Dear Readers: As a long-time follower of the Drudge Report, imagine my surprise and delight when I saw the following headline:
It is the first time I have seen such a vividly ancient Egyptian graphic used on Drudge’s site. If you recall, I recently did a post featuring the chaos in Egypt, “The Egypt Games”. Drudge is reporting that the military has taken over, it has gotten so bad:
Cairo (CNN) — Egypt’s highest court declared the parliament invalid Thursday, and the country’s interim military rulers promptly declared full legislative authority, triggering a new level of chaos and confusion in the country’s leadership.
The Supreme Constitutional Court found that all articles making up the law that regulated parliamentary elections are invalid, said Showee Elsayed, a constitutional lawyer.
The ruling means that parliament must be dissolved, state TV reported.
Parliament had been in session for just over four months.
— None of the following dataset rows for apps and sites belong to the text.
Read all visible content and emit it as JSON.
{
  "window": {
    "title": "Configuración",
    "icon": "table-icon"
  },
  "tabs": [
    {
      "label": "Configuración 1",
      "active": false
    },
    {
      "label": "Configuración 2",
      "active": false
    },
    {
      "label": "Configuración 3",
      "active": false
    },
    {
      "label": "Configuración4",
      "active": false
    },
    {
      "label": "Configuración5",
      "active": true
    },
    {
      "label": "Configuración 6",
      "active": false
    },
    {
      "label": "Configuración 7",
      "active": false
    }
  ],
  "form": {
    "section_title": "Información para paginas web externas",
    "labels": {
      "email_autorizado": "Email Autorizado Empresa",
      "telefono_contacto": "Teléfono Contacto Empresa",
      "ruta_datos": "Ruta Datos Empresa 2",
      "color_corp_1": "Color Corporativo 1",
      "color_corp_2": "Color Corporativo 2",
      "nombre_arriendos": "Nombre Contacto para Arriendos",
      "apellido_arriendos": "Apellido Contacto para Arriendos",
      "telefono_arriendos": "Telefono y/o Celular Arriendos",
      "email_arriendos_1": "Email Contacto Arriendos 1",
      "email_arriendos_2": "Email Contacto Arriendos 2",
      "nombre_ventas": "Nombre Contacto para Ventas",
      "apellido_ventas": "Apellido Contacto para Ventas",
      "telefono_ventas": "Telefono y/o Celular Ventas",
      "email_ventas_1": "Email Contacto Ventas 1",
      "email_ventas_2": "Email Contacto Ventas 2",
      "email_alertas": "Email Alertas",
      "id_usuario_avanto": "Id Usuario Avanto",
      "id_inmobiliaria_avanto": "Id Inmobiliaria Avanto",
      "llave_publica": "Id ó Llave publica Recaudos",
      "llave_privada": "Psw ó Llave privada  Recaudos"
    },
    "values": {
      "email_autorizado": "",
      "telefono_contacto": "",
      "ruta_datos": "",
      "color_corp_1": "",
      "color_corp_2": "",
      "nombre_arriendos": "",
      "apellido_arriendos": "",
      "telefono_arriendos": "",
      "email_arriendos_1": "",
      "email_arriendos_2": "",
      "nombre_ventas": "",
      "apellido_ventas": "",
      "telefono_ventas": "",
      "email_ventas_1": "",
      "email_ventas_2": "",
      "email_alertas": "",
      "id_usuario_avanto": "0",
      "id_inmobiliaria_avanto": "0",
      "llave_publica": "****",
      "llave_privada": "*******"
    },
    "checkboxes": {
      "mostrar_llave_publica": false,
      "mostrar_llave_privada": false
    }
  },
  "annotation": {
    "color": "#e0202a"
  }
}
It was dominated by Islamists, a group long viewed with suspicion by the military.
The Supreme Council of the Armed Forces, in control of the country since Mubarak’s ouster, announced that it now has full legislative power and will announce a 100-person assembly that will write the country’s new constitution by Friday.
Frankly, after reading about the whack-jobs elected to Parliament who wanted to wax the Great Pyramid, I am not too sad about this development. In fact, I am reading my current issue of KMT magazine, which cites numerous archeological sites that have been pillaged by local people in quest for “Pharaoh’s Treasure”. I can’t see a downside to this, and am hoping that Egypt’s military leaders recall their country’s special place in history and act as Egyptians first and foremost — not as minions of Saudi extremist theocrats.
What’s bizarre about this power play is that it comes at a moment when the Brotherhood’s popular support had slipped a bit. Read this Marc Lynch post from late last month on how the MB’s recent political missteps, including/especially their decision to field a presidential candidate despite initially promising not to, has made some Egyptians leery of granting them more power. (That’s one of the reasons why Mubarak’s stooge Shafik made it to the run-off. Some Egyptians, the Copts most notably, prefer the old regime to an Islamist hellhole.) I can only assume that the military/judicial coalition had held off on taking drastic measures to neutralize the Brotherhood in hopes that Shafik’s candidacy would gain momentum and he might win the election semi-legitimately, but now for whatever reason they’ve decided that that’s unlikely and they need to step in with a power grab.